**Exercise requirements:** Return every entry exactly as written, with the pictures removed.

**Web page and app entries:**
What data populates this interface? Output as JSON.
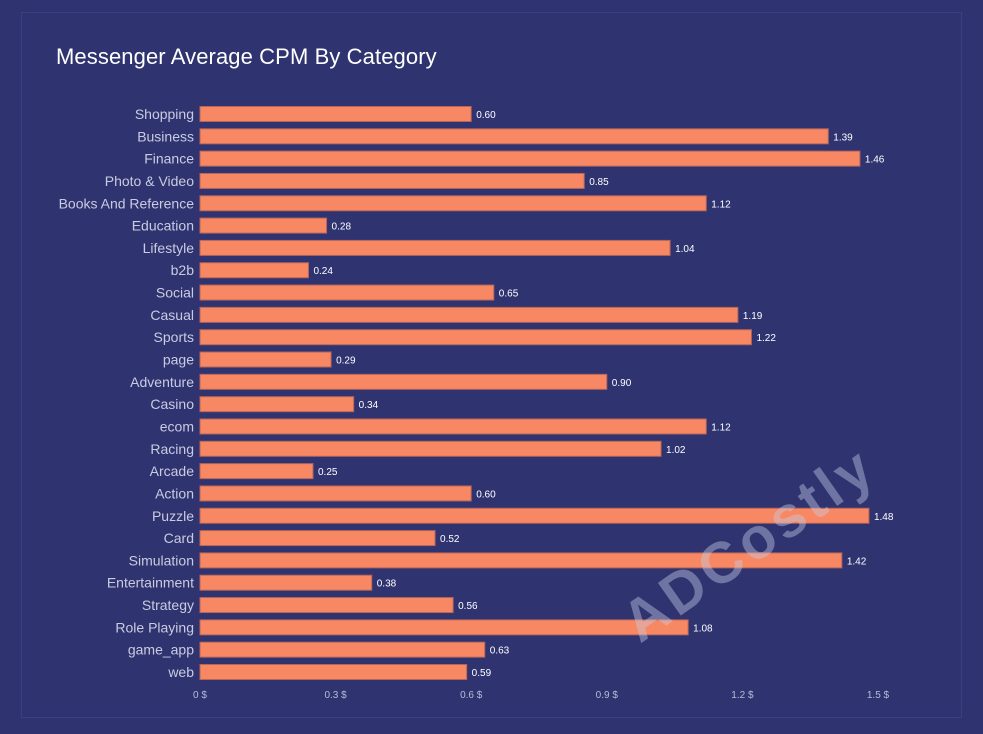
{
  "chart_data": {
    "type": "bar",
    "orientation": "horizontal",
    "title": "Messenger Average CPM By Category",
    "xlabel": "",
    "ylabel": "",
    "xlim": [
      0,
      1.5
    ],
    "x_ticks": [
      0,
      0.3,
      0.6,
      0.9,
      1.2,
      1.5
    ],
    "x_tick_labels": [
      "0 $",
      "0.3 $",
      "0.6 $",
      "0.9 $",
      "1.2 $",
      "1.5 $"
    ],
    "grid": false,
    "legend": "none",
    "categories": [
      "Shopping",
      "Business",
      "Finance",
      "Photo & Video",
      "Books And Reference",
      "Education",
      "Lifestyle",
      "b2b",
      "Social",
      "Casual",
      "Sports",
      "page",
      "Adventure",
      "Casino",
      "ecom",
      "Racing",
      "Arcade",
      "Action",
      "Puzzle",
      "Card",
      "Simulation",
      "Entertainment",
      "Strategy",
      "Role Playing",
      "game_app",
      "web"
    ],
    "values": [
      0.6,
      1.39,
      1.46,
      0.85,
      1.12,
      0.28,
      1.04,
      0.24,
      0.65,
      1.19,
      1.22,
      0.29,
      0.9,
      0.34,
      1.12,
      1.02,
      0.25,
      0.6,
      1.48,
      0.52,
      1.42,
      0.38,
      0.56,
      1.08,
      0.63,
      0.59
    ],
    "value_labels": [
      "0.60",
      "1.39",
      "1.46",
      "0.85",
      "1.12",
      "0.28",
      "1.04",
      "0.24",
      "0.65",
      "1.19",
      "1.22",
      "0.29",
      "0.90",
      "0.34",
      "1.12",
      "1.02",
      "0.25",
      "0.60",
      "1.48",
      "0.52",
      "1.42",
      "0.38",
      "0.56",
      "1.08",
      "0.63",
      "0.59"
    ],
    "colors": {
      "bar": "#f78863",
      "background": "#2f3470"
    },
    "watermark": "ADCostly"
  }
}
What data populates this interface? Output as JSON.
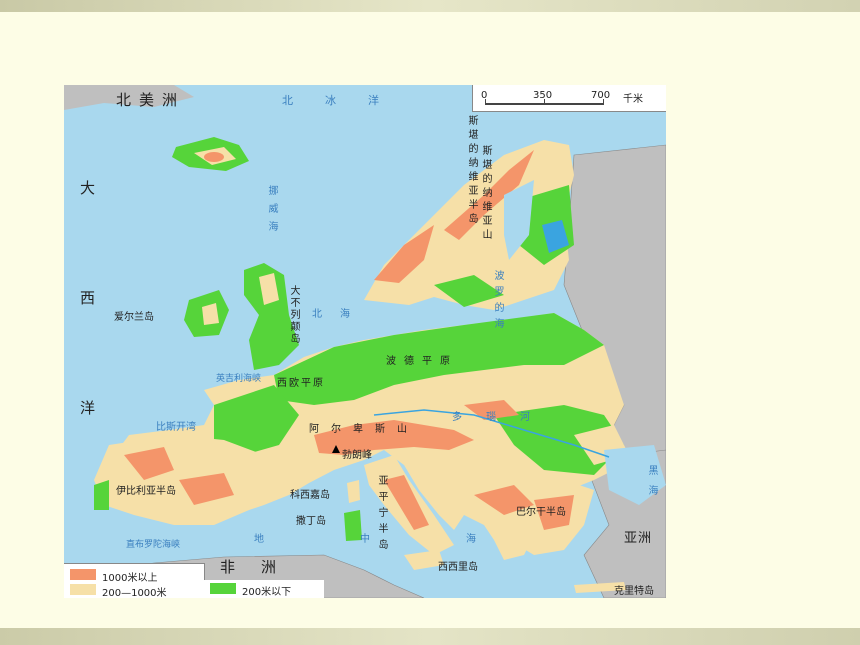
{
  "scale": {
    "t0": "0",
    "t1": "350",
    "t2": "700",
    "unit": "千米"
  },
  "legend": {
    "items": [
      {
        "label": "1000米以上",
        "color": "#f4956a"
      },
      {
        "label": "200—1000米",
        "color": "#f6e0a8"
      },
      {
        "label": "200米以下",
        "color": "#56d43a"
      }
    ]
  },
  "labels": {
    "north_america": "北美洲",
    "arctic_ocean": "北冰洋",
    "atlantic": [
      "大",
      "西",
      "洋"
    ],
    "norwegian_sea": "挪威海",
    "scandinavian_peninsula": "斯堪的纳维亚半岛",
    "scandinavian_mountains": "斯堪的纳维亚山",
    "great_britain": "大不列颠岛",
    "ireland": "爱尔兰岛",
    "north_sea": "北海",
    "baltic_sea": "波罗的海",
    "english_channel": "英吉利海峡",
    "polish_plain": "波德平原",
    "west_european_plain": "西欧平原",
    "bay_of_biscay": "比斯开湾",
    "alps": "阿尔卑斯山",
    "mont_blanc": "勃朗峰",
    "danube": "多瑙河",
    "iberian_peninsula": "伊比利亚半岛",
    "apennine_peninsula": "亚平宁半岛",
    "corsica": "科西嘉岛",
    "sardinia": "撒丁岛",
    "sicily": "西西里岛",
    "balkan_peninsula": "巴尔干半岛",
    "strait_of_gibraltar": "直布罗陀海峡",
    "mediterranean": "地中海",
    "africa": "非洲",
    "asia": "亚洲",
    "black_sea": "黑海",
    "crete": "克里特岛"
  }
}
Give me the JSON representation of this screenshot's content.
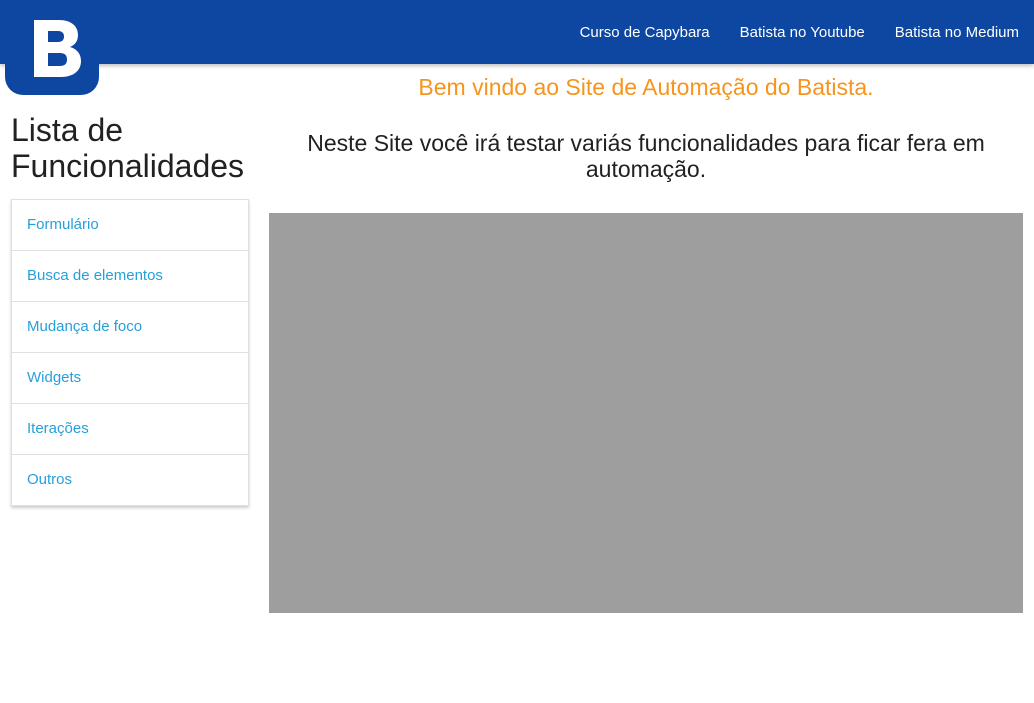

**Task solution:**
What data populates this interface? Output as JSON.
{
  "chart_data": {
    "type": "bar",
    "orientation": "horizontal",
    "title": "Messenger Average CPM By Category",
    "xlabel": "",
    "ylabel": "",
    "xlim": [
      0,
      1.5
    ],
    "x_ticks": [
      0,
      0.3,
      0.6,
      0.9,
      1.2,
      1.5
    ],
    "x_tick_labels": [
      "0 $",
      "0.3 $",
      "0.6 $",
      "0.9 $",
      "1.2 $",
      "1.5 $"
    ],
    "grid": false,
    "legend": "none",
    "categories": [
      "Shopping",
      "Business",
      "Finance",
      "Photo & Video",
      "Books And Reference",
      "Education",
      "Lifestyle",
      "b2b",
      "Social",
      "Casual",
      "Sports",
      "page",
      "Adventure",
      "Casino",
      "ecom",
      "Racing",
      "Arcade",
      "Action",
      "Puzzle",
      "Card",
      "Simulation",
      "Entertainment",
      "Strategy",
      "Role Playing",
      "game_app",
      "web"
    ],
    "values": [
      0.6,
      1.39,
      1.46,
      0.85,
      1.12,
      0.28,
      1.04,
      0.24,
      0.65,
      1.19,
      1.22,
      0.29,
      0.9,
      0.34,
      1.12,
      1.02,
      0.25,
      0.6,
      1.48,
      0.52,
      1.42,
      0.38,
      0.56,
      1.08,
      0.63,
      0.59
    ],
    "value_labels": [
      "0.60",
      "1.39",
      "1.46",
      "0.85",
      "1.12",
      "0.28",
      "1.04",
      "0.24",
      "0.65",
      "1.19",
      "1.22",
      "0.29",
      "0.90",
      "0.34",
      "1.12",
      "1.02",
      "0.25",
      "0.60",
      "1.48",
      "0.52",
      "1.42",
      "0.38",
      "0.56",
      "1.08",
      "0.63",
      "0.59"
    ],
    "colors": {
      "bar": "#f78863",
      "background": "#2f3470"
    },
    "watermark": "ADCostly"
  }
}
What data populates this interface? Output as JSON.
{
  "scale": {
    "t0": "0",
    "t1": "350",
    "t2": "700",
    "unit": "千米"
  },
  "legend": {
    "items": [
      {
        "label": "1000米以上",
        "color": "#f4956a"
      },
      {
        "label": "200—1000米",
        "color": "#f6e0a8"
      },
      {
        "label": "200米以下",
        "color": "#56d43a"
      }
    ]
  },
  "labels": {
    "north_america": "北美洲",
    "arctic_ocean": "北冰洋",
    "atlantic": [
      "大",
      "西",
      "洋"
    ],
    "norwegian_sea": "挪威海",
    "scandinavian_peninsula": "斯堪的纳维亚半岛",
    "scandinavian_mountains": "斯堪的纳维亚山",
    "great_britain": "大不列颠岛",
    "ireland": "爱尔兰岛",
    "north_sea": "北海",
    "baltic_sea": "波罗的海",
    "english_channel": "英吉利海峡",
    "polish_plain": "波德平原",
    "west_european_plain": "西欧平原",
    "bay_of_biscay": "比斯开湾",
    "alps": "阿尔卑斯山",
    "mont_blanc": "勃朗峰",
    "danube": "多瑙河",
    "iberian_peninsula": "伊比利亚半岛",
    "apennine_peninsula": "亚平宁半岛",
    "corsica": "科西嘉岛",
    "sardinia": "撒丁岛",
    "sicily": "西西里岛",
    "balkan_peninsula": "巴尔干半岛",
    "strait_of_gibraltar": "直布罗陀海峡",
    "mediterranean": "地中海",
    "africa": "非洲",
    "asia": "亚洲",
    "black_sea": "黑海",
    "crete": "克里特岛"
  }
}
Give me the JSON representation of this screenshot's content.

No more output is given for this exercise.